*** Records for processing ***
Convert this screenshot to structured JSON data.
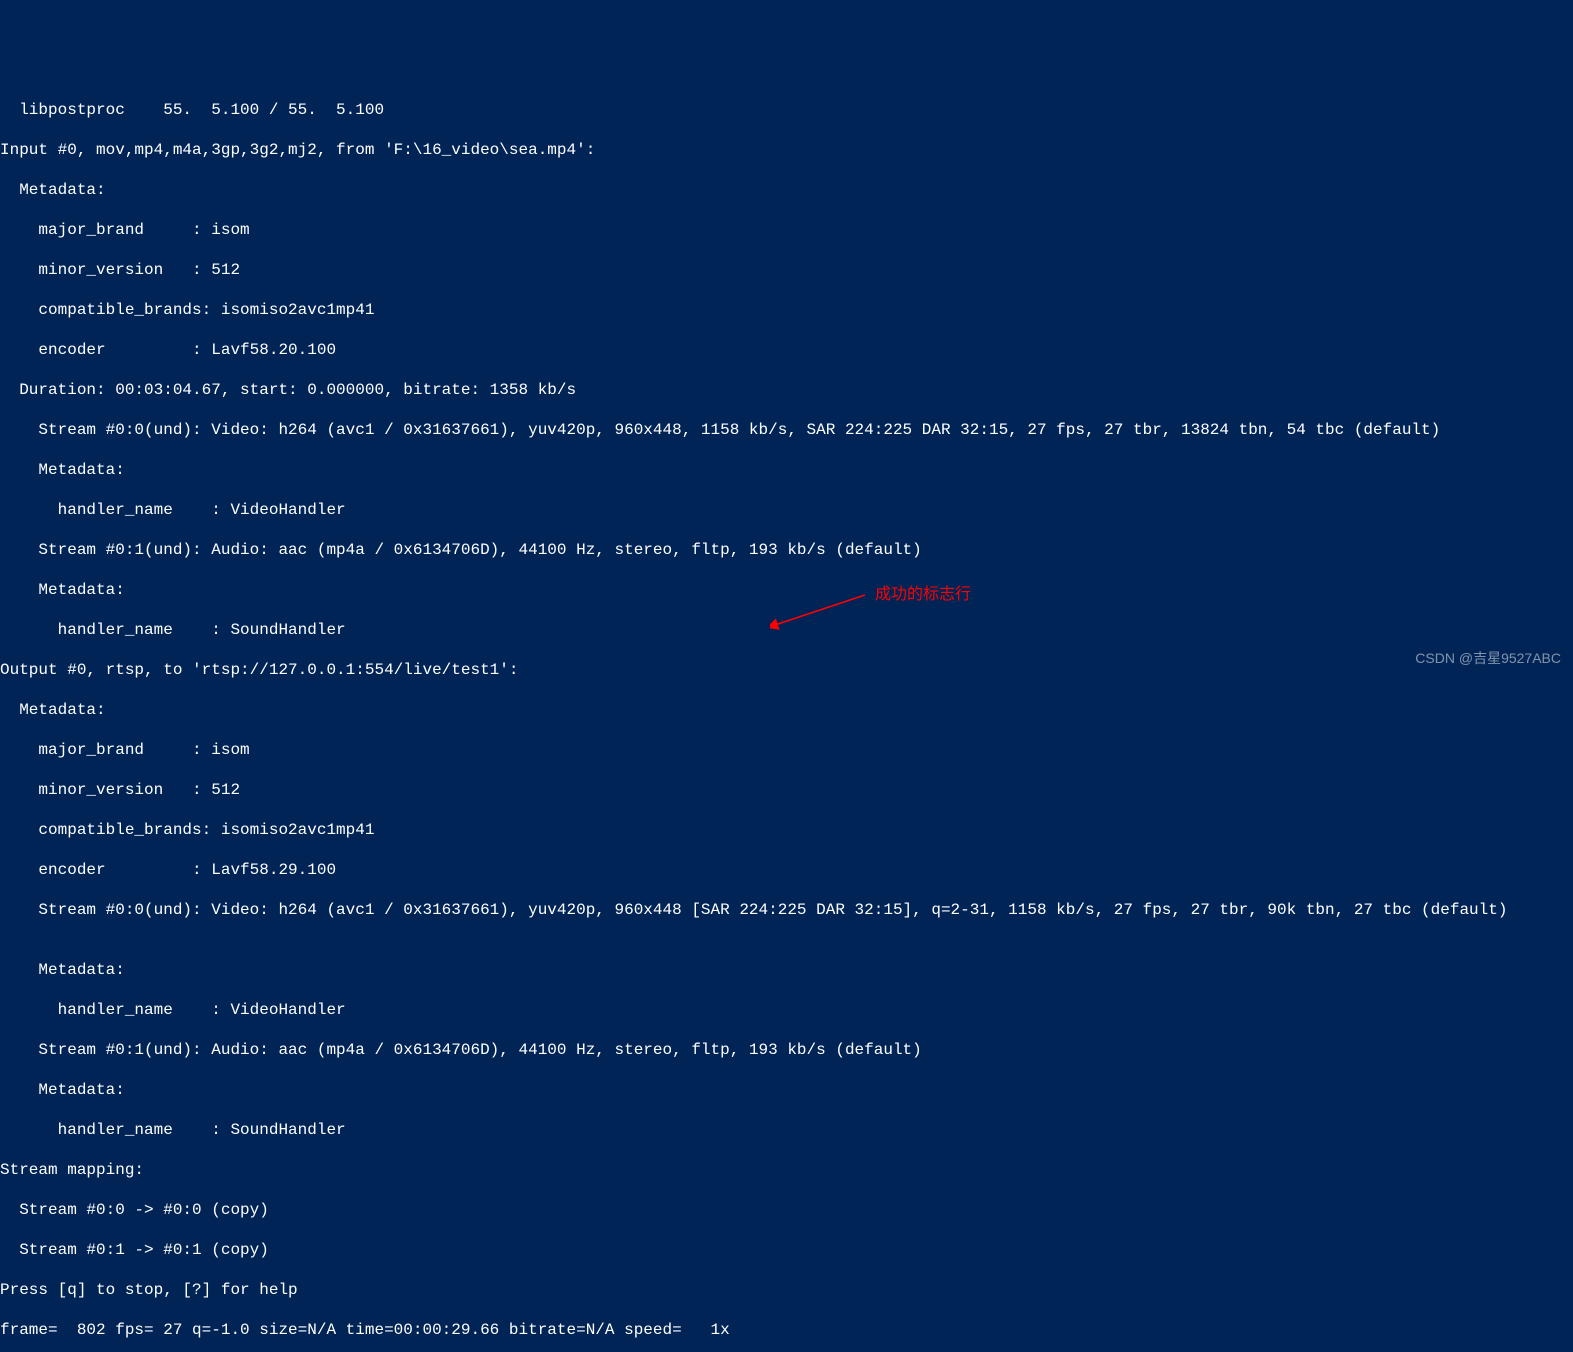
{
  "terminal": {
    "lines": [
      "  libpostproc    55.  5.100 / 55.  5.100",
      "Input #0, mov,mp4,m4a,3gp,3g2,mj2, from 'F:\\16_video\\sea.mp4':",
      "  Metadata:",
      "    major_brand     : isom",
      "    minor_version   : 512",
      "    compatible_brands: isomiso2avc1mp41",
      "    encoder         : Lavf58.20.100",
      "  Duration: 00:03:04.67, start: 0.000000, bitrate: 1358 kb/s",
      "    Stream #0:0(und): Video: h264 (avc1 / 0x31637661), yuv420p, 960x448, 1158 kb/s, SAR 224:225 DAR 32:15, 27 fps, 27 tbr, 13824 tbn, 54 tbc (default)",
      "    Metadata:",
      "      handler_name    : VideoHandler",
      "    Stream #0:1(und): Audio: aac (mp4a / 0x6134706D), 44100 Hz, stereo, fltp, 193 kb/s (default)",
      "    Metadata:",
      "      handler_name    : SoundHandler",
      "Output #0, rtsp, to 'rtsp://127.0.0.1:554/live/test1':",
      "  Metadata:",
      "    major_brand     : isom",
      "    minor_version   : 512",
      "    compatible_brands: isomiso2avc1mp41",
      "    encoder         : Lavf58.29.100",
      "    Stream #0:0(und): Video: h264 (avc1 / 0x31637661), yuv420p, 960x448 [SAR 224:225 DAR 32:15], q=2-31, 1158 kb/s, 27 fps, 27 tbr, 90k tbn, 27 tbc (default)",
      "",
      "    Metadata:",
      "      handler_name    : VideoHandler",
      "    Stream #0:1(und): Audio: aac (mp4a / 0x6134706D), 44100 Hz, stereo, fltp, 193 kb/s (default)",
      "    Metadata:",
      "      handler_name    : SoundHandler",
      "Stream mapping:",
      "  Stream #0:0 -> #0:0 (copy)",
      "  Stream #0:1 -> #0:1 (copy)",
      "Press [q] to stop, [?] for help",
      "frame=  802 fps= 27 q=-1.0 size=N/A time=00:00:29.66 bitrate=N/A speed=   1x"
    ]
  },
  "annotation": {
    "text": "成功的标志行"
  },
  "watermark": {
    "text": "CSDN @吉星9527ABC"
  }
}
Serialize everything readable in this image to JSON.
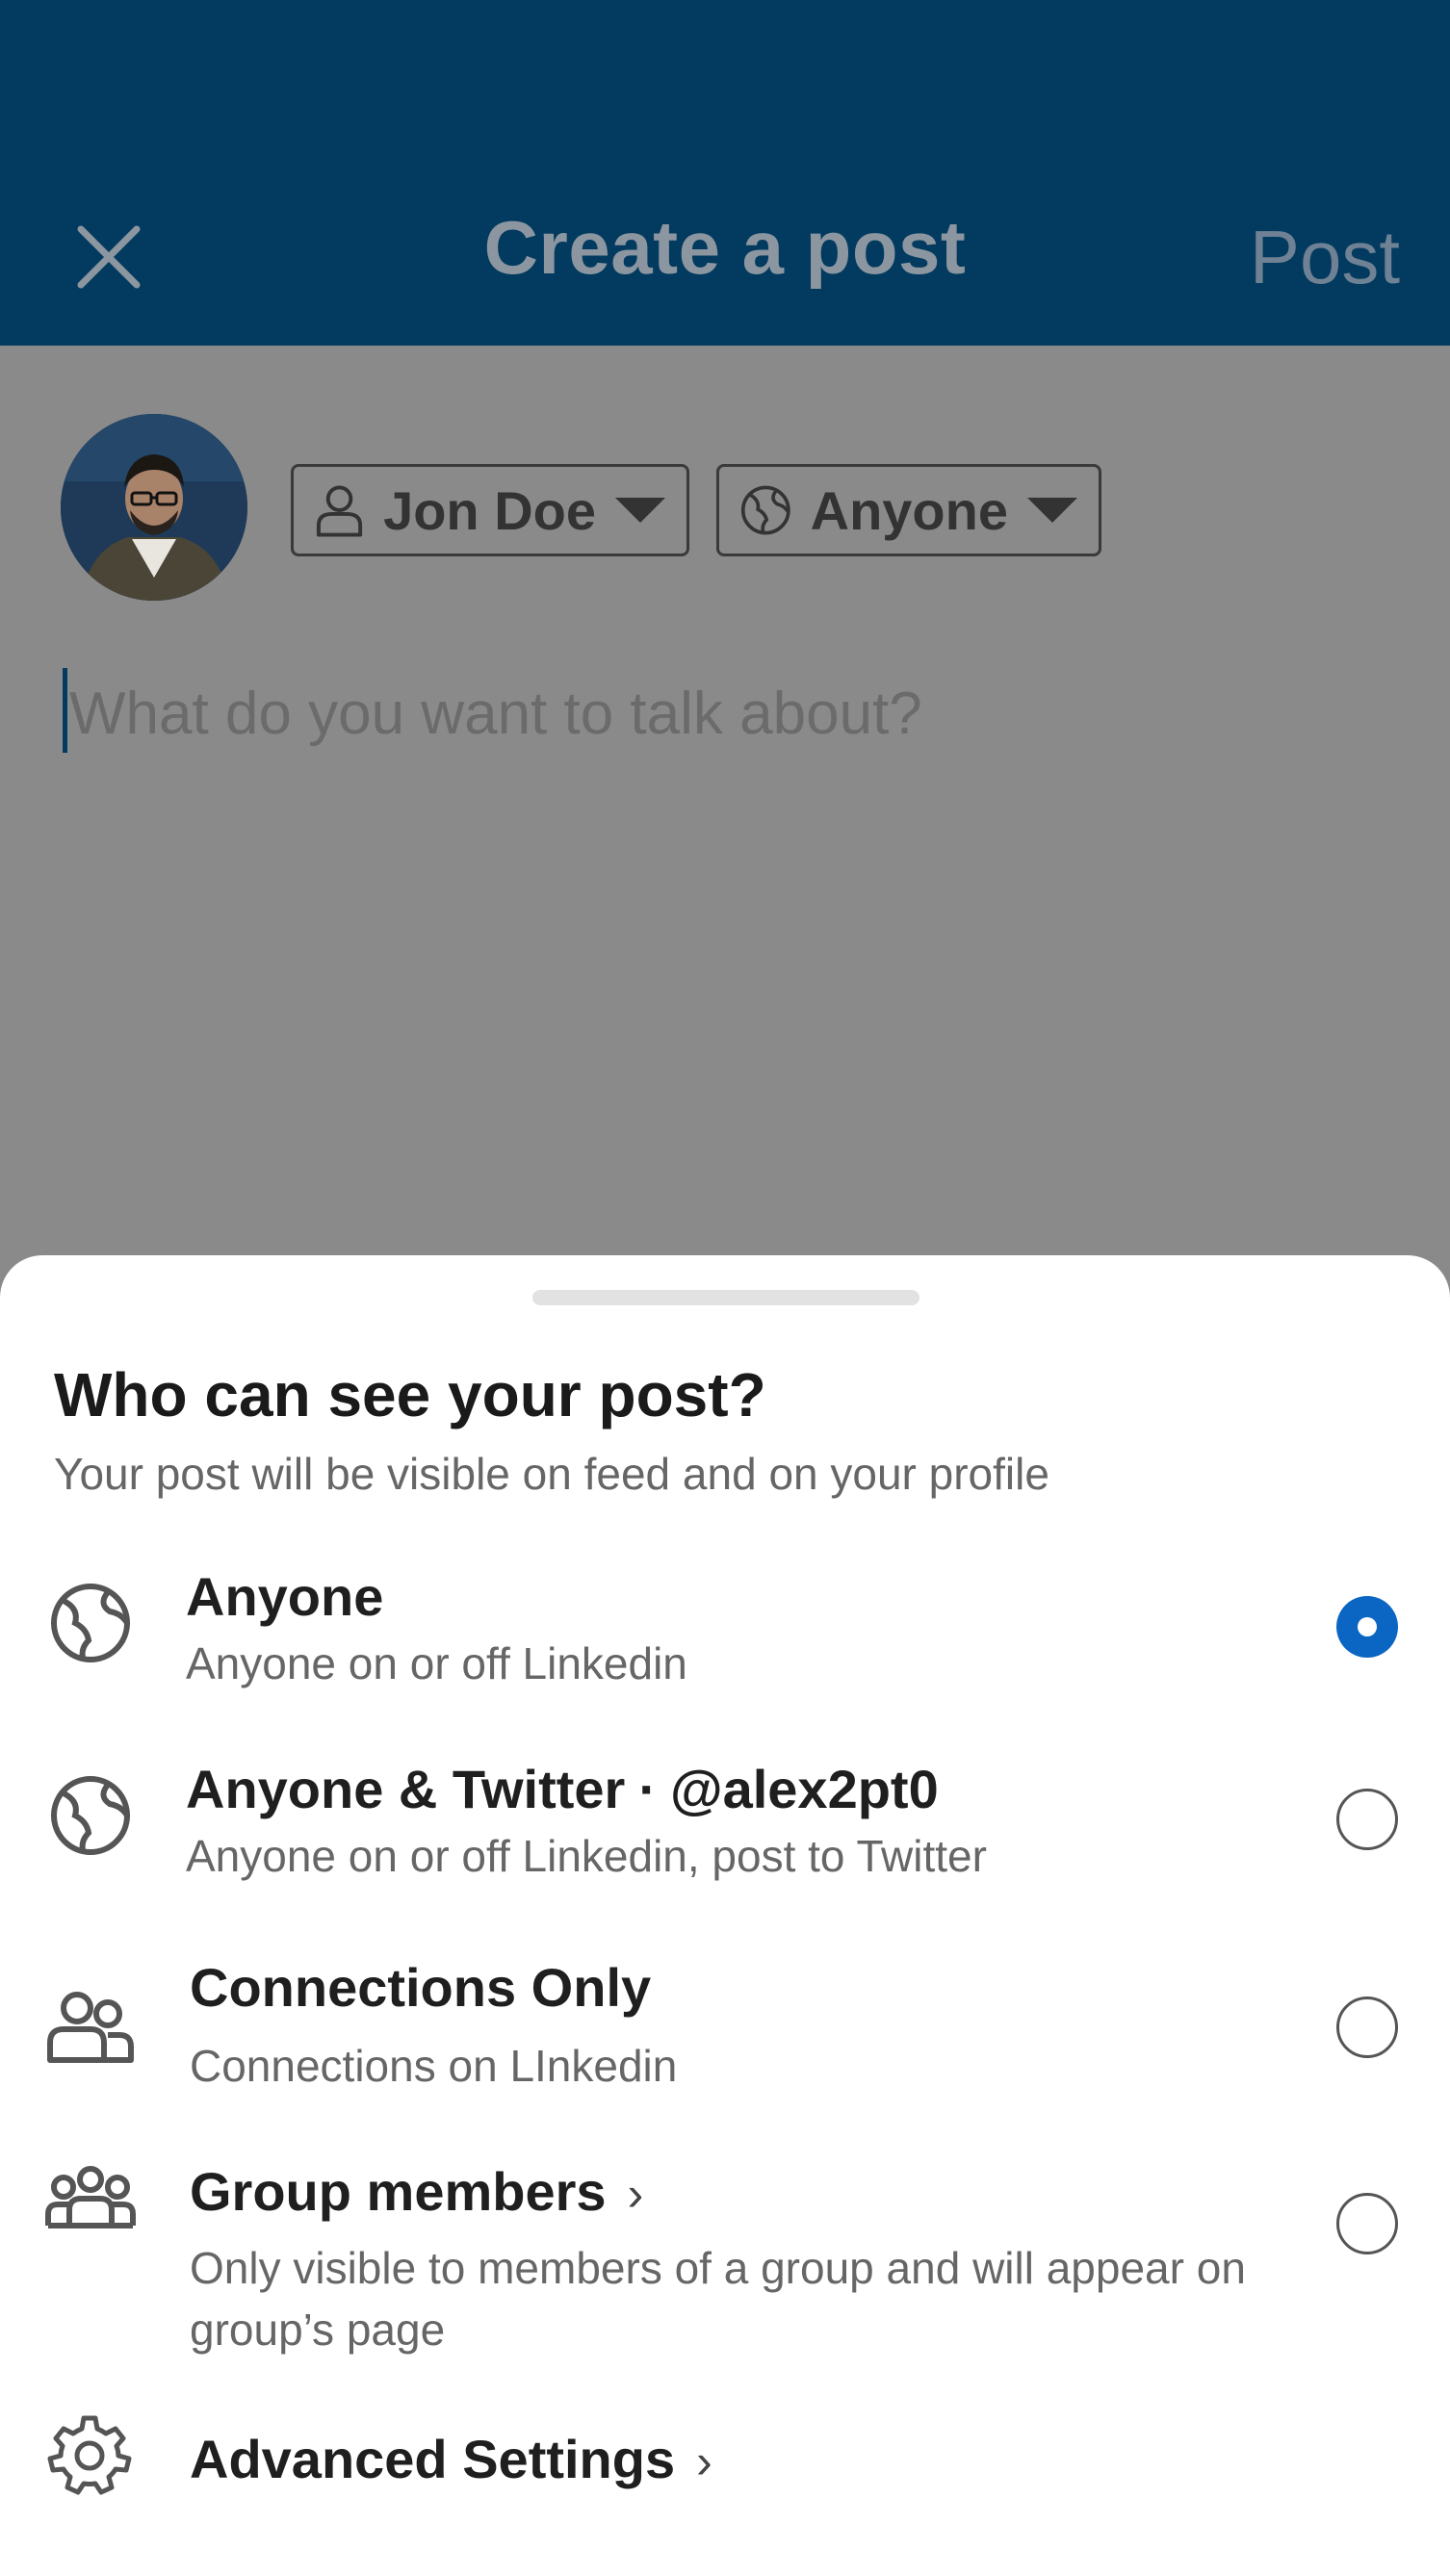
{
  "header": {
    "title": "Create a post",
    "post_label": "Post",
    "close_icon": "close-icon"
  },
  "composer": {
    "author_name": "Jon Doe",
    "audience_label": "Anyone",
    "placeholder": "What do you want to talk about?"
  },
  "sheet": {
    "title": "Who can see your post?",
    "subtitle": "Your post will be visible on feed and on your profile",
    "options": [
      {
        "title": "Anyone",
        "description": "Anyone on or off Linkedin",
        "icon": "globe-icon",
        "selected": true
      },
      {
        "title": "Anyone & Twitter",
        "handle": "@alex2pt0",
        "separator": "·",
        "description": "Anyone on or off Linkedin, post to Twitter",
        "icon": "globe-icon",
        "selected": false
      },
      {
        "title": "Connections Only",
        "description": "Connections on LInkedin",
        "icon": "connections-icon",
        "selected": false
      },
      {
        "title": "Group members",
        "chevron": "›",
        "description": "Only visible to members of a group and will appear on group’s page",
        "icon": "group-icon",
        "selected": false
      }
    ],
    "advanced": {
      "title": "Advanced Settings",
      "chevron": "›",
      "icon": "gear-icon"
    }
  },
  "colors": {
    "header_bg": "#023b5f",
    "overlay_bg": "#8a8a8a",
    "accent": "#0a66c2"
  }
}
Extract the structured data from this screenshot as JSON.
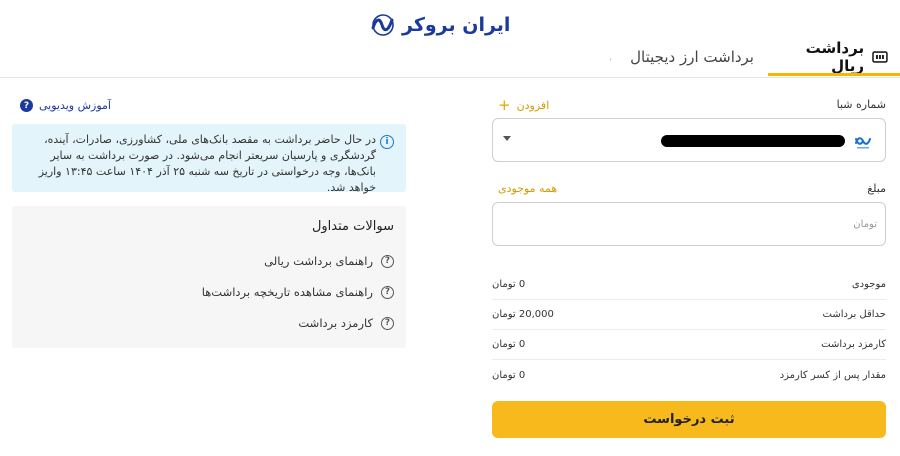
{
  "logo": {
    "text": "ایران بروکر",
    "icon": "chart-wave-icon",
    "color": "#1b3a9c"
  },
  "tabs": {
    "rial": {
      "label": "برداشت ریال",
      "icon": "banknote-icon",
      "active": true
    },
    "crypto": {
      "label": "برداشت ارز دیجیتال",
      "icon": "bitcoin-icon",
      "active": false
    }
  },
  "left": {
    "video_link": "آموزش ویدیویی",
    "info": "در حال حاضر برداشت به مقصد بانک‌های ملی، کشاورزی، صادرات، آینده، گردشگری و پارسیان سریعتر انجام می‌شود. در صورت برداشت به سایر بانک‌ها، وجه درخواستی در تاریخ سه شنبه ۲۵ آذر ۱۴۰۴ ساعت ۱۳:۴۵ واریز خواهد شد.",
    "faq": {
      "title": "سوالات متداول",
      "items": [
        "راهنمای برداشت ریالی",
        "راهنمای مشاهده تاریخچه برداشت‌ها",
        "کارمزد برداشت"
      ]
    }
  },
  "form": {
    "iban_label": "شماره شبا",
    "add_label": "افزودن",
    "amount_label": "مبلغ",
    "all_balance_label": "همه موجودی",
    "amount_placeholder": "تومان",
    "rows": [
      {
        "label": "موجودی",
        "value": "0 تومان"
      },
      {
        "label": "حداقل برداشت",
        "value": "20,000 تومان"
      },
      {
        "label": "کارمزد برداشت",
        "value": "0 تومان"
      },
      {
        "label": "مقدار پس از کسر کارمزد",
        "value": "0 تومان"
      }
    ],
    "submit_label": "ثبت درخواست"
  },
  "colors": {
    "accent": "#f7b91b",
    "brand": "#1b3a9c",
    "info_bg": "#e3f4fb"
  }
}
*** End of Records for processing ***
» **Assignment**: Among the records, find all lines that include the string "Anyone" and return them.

» **Solution for this task**:
    "audience_label": "Anyone",
        "title": "Anyone",
        "description": "Anyone on or off Linkedin",
        "title": "Anyone & Twitter",
        "description": "Anyone on or off Linkedin, post to Twitter",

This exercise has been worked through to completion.